TASK DETAILS: Could you print all of the data below again, exactly?

(Component data from apps and pages)
==*==

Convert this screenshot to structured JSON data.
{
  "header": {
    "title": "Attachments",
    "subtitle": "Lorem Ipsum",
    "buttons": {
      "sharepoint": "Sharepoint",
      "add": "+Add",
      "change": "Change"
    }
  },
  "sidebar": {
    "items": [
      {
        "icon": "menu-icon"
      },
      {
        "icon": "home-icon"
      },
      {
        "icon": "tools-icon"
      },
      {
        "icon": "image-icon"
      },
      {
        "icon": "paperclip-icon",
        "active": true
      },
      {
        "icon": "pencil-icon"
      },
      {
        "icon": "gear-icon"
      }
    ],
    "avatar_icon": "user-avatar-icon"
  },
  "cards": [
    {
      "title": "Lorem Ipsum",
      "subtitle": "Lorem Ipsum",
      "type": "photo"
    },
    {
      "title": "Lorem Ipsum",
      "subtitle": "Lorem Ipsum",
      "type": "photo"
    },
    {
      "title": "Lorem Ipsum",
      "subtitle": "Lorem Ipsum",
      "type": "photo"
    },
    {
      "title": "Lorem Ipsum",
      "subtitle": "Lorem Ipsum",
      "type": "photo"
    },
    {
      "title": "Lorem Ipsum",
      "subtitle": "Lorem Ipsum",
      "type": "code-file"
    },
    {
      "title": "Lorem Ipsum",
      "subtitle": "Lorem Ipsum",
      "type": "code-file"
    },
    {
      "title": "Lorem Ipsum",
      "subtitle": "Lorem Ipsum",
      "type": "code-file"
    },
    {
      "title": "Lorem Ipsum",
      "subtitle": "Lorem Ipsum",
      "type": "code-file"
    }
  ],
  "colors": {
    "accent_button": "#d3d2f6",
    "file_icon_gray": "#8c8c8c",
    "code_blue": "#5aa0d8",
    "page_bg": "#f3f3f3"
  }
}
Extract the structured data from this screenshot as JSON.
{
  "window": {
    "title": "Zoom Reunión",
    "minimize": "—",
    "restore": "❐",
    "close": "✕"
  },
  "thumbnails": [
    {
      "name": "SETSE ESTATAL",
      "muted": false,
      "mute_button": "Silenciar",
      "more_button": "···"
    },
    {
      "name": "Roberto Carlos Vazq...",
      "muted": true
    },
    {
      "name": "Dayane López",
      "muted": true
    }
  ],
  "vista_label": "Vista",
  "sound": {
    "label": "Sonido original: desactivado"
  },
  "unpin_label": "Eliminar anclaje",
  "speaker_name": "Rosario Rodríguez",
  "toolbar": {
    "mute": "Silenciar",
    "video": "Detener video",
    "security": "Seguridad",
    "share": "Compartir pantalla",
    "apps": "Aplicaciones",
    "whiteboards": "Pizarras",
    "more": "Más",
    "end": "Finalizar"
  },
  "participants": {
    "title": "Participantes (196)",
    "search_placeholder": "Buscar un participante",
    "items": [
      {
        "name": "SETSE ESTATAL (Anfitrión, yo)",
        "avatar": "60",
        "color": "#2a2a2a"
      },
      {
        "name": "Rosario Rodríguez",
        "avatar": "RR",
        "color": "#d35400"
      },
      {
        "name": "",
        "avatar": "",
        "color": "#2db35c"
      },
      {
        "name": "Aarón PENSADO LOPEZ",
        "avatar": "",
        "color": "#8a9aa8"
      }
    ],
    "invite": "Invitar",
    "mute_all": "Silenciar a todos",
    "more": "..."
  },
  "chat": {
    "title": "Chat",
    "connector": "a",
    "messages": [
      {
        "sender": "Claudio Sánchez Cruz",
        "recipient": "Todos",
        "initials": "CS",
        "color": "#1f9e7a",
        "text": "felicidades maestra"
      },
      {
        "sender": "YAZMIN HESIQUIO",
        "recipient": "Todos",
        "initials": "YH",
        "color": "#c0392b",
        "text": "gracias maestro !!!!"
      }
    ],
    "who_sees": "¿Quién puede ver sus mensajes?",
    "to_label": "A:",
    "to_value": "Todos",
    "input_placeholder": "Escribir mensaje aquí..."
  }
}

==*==

ANSWER FOR THE TASK:
Convert this screenshot to structured JSON data.
{
  "header": {
    "title": "Attachments",
    "subtitle": "Lorem Ipsum",
    "buttons": {
      "sharepoint": "Sharepoint",
      "add": "+Add",
      "change": "Change"
    }
  },
  "sidebar": {
    "items": [
      {
        "icon": "menu-icon"
      },
      {
        "icon": "home-icon"
      },
      {
        "icon": "tools-icon"
      },
      {
        "icon": "image-icon"
      },
      {
        "icon": "paperclip-icon",
        "active": true
      },
      {
        "icon": "pencil-icon"
      },
      {
        "icon": "gear-icon"
      }
    ],
    "avatar_icon": "user-avatar-icon"
  },
  "cards": [
    {
      "title": "Lorem Ipsum",
      "subtitle": "Lorem Ipsum",
      "type": "photo"
    },
    {
      "title": "Lorem Ipsum",
      "subtitle": "Lorem Ipsum",
      "type": "photo"
    },
    {
      "title": "Lorem Ipsum",
      "subtitle": "Lorem Ipsum",
      "type": "photo"
    },
    {
      "title": "Lorem Ipsum",
      "subtitle": "Lorem Ipsum",
      "type": "photo"
    },
    {
      "title": "Lorem Ipsum",
      "subtitle": "Lorem Ipsum",
      "type": "code-file"
    },
    {
      "title": "Lorem Ipsum",
      "subtitle": "Lorem Ipsum",
      "type": "code-file"
    },
    {
      "title": "Lorem Ipsum",
      "subtitle": "Lorem Ipsum",
      "type": "code-file"
    },
    {
      "title": "Lorem Ipsum",
      "subtitle": "Lorem Ipsum",
      "type": "code-file"
    }
  ],
  "colors": {
    "accent_button": "#d3d2f6",
    "file_icon_gray": "#8c8c8c",
    "code_blue": "#5aa0d8",
    "page_bg": "#f3f3f3"
  }
}
Extract the structured data from this screenshot as JSON.
{
  "window": {
    "title": "Zoom Reunión",
    "minimize": "—",
    "restore": "❐",
    "close": "✕"
  },
  "thumbnails": [
    {
      "name": "SETSE ESTATAL",
      "muted": false,
      "mute_button": "Silenciar",
      "more_button": "···"
    },
    {
      "name": "Roberto Carlos Vazq...",
      "muted": true
    },
    {
      "name": "Dayane López",
      "muted": true
    }
  ],
  "vista_label": "Vista",
  "sound": {
    "label": "Sonido original: desactivado"
  },
  "unpin_label": "Eliminar anclaje",
  "speaker_name": "Rosario Rodríguez",
  "toolbar": {
    "mute": "Silenciar",
    "video": "Detener video",
    "security": "Seguridad",
    "share": "Compartir pantalla",
    "apps": "Aplicaciones",
    "whiteboards": "Pizarras",
    "more": "Más",
    "end": "Finalizar"
  },
  "participants": {
    "title": "Participantes (196)",
    "search_placeholder": "Buscar un participante",
    "items": [
      {
        "name": "SETSE ESTATAL (Anfitrión, yo)",
        "avatar": "60",
        "color": "#2a2a2a"
      },
      {
        "name": "Rosario Rodríguez",
        "avatar": "RR",
        "color": "#d35400"
      },
      {
        "name": "",
        "avatar": "",
        "color": "#2db35c"
      },
      {
        "name": "Aarón PENSADO LOPEZ",
        "avatar": "",
        "color": "#8a9aa8"
      }
    ],
    "invite": "Invitar",
    "mute_all": "Silenciar a todos",
    "more": "..."
  },
  "chat": {
    "title": "Chat",
    "connector": "a",
    "messages": [
      {
        "sender": "Claudio Sánchez Cruz",
        "recipient": "Todos",
        "initials": "CS",
        "color": "#1f9e7a",
        "text": "felicidades maestra"
      },
      {
        "sender": "YAZMIN HESIQUIO",
        "recipient": "Todos",
        "initials": "YH",
        "color": "#c0392b",
        "text": "gracias maestro !!!!"
      }
    ],
    "who_sees": "¿Quién puede ver sus mensajes?",
    "to_label": "A:",
    "to_value": "Todos",
    "input_placeholder": "Escribir mensaje aquí..."
  }
}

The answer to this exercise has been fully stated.